Examine the records below. Report how many of their lines contain the word "arrested", with no other content.

PROVIDED ENTRIES below:

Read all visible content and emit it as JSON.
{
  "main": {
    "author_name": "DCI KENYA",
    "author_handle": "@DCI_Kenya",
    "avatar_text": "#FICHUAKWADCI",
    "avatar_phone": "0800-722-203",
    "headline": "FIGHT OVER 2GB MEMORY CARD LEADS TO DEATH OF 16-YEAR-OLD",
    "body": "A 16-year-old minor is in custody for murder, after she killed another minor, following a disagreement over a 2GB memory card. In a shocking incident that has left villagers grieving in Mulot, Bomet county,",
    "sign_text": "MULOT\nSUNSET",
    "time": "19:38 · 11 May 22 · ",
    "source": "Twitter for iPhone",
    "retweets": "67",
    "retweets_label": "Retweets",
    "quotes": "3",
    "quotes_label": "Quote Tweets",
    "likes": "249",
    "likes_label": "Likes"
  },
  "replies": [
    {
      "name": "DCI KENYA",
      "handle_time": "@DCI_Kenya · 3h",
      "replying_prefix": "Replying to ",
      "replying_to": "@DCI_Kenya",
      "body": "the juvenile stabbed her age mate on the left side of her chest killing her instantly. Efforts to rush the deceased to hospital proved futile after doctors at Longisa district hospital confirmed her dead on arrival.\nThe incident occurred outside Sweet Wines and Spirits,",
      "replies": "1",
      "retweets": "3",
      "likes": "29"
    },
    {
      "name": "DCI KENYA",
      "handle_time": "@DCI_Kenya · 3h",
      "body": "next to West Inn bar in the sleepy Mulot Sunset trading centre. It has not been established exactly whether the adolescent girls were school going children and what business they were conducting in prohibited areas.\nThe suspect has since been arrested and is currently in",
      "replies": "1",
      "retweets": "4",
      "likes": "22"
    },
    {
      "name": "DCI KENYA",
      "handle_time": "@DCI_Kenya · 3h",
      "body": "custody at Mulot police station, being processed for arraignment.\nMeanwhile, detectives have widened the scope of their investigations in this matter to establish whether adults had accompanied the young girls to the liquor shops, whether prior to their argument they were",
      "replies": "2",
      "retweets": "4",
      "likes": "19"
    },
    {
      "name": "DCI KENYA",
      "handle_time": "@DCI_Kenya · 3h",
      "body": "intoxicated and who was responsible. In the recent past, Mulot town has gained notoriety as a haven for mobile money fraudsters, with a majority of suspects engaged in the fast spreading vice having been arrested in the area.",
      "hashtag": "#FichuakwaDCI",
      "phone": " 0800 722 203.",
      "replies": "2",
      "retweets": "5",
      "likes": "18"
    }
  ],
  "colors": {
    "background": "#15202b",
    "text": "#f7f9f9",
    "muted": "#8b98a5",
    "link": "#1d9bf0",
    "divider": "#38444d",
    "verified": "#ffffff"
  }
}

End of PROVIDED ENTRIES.

# [THE COMPLETED TASK]
2